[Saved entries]
BEGIN

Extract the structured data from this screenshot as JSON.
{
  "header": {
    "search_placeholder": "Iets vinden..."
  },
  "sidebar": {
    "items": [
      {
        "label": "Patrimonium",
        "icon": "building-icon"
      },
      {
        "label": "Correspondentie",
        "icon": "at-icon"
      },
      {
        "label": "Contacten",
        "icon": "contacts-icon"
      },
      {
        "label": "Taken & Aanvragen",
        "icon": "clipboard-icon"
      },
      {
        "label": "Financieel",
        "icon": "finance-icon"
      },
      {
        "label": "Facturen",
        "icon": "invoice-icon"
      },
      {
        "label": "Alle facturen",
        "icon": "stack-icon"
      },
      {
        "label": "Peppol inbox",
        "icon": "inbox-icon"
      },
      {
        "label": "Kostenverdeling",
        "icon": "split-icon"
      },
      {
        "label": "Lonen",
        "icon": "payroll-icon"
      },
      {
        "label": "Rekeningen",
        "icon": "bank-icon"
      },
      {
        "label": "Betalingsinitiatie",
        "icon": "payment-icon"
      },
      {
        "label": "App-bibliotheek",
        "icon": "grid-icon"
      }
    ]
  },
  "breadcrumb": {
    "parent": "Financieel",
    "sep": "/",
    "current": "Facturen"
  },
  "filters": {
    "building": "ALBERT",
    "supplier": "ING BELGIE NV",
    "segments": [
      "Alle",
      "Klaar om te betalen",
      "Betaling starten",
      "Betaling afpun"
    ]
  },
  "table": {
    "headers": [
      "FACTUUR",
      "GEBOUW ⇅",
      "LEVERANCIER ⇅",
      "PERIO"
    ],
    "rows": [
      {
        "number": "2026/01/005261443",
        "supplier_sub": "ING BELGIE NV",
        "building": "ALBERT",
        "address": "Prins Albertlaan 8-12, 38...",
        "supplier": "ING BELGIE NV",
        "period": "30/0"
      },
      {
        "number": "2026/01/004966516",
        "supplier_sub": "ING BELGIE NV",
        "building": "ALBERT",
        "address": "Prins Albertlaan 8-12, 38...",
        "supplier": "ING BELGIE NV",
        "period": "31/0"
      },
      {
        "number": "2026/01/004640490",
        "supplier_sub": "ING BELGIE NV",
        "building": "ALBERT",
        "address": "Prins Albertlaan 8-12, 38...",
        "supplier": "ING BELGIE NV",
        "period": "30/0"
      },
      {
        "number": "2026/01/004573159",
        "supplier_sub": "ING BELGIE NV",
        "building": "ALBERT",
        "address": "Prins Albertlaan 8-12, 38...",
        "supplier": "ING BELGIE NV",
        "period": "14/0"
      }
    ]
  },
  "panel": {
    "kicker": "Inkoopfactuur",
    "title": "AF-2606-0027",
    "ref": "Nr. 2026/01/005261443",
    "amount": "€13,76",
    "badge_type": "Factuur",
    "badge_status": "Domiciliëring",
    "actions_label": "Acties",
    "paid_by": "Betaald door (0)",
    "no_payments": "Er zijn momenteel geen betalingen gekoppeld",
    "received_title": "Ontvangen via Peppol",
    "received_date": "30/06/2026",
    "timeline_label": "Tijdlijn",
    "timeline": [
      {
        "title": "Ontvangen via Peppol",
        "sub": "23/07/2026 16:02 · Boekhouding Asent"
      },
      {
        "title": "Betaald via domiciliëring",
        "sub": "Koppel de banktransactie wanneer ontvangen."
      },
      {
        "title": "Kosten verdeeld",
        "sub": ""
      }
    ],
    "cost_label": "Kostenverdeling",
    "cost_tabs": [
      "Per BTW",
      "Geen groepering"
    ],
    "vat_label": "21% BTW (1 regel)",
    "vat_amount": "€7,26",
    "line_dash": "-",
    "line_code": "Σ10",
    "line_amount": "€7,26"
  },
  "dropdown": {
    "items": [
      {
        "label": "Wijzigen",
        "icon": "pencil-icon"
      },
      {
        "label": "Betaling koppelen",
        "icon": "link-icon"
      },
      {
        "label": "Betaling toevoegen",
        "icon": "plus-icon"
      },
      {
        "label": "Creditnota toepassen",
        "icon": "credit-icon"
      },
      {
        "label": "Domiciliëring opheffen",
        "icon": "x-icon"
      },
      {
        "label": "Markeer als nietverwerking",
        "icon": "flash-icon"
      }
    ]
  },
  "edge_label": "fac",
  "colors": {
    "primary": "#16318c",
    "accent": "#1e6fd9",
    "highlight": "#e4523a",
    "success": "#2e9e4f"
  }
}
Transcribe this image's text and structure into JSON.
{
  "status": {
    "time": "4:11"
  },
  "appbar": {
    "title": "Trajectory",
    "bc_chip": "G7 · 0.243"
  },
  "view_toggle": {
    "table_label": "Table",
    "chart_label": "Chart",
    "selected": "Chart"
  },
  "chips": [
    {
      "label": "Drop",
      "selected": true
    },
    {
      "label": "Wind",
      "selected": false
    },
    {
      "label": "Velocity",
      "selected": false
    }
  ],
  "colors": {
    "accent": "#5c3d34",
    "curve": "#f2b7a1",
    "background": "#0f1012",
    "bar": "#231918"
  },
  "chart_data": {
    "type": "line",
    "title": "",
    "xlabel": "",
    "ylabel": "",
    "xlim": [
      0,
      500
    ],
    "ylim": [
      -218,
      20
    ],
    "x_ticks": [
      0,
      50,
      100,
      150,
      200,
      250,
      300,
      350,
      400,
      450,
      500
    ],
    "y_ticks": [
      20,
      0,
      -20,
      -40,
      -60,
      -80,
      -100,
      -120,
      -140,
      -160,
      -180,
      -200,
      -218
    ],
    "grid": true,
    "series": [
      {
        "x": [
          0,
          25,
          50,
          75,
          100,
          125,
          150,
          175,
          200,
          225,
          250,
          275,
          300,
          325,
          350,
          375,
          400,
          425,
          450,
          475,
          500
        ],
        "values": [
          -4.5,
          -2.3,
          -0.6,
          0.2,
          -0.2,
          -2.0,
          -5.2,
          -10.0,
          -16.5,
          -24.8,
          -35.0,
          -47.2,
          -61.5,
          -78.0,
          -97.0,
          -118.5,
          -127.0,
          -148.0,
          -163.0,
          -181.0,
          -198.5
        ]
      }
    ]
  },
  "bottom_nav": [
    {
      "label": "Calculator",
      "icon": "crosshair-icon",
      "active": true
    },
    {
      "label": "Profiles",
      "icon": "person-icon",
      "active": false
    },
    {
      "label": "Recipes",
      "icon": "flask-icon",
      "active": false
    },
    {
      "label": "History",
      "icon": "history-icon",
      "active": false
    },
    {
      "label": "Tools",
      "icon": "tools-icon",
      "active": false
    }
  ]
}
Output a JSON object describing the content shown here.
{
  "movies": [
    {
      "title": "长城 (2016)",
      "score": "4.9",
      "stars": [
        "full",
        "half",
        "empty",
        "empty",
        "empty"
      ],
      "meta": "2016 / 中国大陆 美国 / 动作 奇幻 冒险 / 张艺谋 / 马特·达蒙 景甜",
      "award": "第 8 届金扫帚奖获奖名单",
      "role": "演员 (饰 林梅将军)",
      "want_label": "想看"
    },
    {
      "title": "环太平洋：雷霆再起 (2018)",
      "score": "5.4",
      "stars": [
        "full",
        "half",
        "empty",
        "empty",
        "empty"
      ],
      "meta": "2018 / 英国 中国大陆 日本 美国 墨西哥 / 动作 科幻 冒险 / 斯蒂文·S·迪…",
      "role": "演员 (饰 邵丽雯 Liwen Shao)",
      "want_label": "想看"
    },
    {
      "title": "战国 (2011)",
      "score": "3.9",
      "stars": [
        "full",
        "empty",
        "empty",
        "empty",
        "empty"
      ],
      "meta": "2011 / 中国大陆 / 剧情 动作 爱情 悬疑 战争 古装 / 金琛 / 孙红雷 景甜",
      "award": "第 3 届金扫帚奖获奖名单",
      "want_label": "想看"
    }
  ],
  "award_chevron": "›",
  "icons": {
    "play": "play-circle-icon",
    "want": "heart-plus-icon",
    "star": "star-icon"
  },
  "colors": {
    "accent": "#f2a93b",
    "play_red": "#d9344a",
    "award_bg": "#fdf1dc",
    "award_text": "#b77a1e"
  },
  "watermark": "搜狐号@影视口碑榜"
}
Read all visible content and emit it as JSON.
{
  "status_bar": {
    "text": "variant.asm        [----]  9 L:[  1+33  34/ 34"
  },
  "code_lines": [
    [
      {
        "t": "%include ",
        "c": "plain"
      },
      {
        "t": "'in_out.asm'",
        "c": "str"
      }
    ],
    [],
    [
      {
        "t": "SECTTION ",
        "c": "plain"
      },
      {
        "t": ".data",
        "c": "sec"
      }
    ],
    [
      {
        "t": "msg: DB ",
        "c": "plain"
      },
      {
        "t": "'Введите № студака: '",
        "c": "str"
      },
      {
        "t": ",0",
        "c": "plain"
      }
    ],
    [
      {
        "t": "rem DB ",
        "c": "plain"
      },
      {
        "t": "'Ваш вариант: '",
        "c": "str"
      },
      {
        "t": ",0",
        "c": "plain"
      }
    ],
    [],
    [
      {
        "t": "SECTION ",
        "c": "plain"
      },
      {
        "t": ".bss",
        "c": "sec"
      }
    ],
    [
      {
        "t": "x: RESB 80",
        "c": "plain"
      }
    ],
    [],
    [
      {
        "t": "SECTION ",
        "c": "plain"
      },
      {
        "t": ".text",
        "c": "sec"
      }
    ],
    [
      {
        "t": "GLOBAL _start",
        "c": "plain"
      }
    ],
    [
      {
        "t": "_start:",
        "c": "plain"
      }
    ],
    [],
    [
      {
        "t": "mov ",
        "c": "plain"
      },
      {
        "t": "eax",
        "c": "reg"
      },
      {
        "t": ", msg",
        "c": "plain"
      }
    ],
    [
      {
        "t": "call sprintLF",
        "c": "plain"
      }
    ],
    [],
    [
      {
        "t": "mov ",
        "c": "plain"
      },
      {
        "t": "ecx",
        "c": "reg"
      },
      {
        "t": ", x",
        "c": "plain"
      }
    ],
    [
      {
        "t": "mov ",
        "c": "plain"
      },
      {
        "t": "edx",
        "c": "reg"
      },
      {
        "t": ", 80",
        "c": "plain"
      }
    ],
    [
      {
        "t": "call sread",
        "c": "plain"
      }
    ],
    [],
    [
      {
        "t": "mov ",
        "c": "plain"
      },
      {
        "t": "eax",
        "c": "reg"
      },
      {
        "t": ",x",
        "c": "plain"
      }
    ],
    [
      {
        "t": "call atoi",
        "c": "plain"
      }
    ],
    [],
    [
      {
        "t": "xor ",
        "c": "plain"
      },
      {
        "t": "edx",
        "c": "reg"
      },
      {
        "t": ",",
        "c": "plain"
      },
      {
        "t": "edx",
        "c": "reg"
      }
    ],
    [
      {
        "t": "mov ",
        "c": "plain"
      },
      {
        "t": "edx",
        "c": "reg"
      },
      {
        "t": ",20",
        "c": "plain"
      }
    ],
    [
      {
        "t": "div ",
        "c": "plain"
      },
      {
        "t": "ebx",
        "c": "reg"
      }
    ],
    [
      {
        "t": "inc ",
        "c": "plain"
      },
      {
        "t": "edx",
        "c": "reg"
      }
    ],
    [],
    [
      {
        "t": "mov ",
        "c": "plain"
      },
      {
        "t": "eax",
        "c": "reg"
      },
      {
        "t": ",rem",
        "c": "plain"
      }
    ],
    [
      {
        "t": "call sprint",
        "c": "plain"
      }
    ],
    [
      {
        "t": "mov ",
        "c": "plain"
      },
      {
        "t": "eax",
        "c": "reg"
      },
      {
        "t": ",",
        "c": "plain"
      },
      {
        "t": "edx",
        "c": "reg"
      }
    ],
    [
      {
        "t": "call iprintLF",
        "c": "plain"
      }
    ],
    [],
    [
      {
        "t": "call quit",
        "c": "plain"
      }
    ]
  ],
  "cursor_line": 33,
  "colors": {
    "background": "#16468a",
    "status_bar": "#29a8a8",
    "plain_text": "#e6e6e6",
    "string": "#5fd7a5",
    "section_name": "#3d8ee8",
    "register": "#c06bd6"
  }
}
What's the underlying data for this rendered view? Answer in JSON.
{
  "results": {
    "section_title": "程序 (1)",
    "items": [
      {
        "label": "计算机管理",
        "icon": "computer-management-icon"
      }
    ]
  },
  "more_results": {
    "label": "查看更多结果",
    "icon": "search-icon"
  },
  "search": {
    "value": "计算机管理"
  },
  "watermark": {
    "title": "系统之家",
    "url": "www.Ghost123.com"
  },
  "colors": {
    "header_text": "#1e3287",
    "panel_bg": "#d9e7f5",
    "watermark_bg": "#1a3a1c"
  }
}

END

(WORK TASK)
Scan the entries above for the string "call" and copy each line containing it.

(RESPONSE)
        "t": "call sprintLF",
        "t": "call sread",
        "t": "call atoi",
        "t": "call sprint",
        "t": "call iprintLF",
        "t": "call quit",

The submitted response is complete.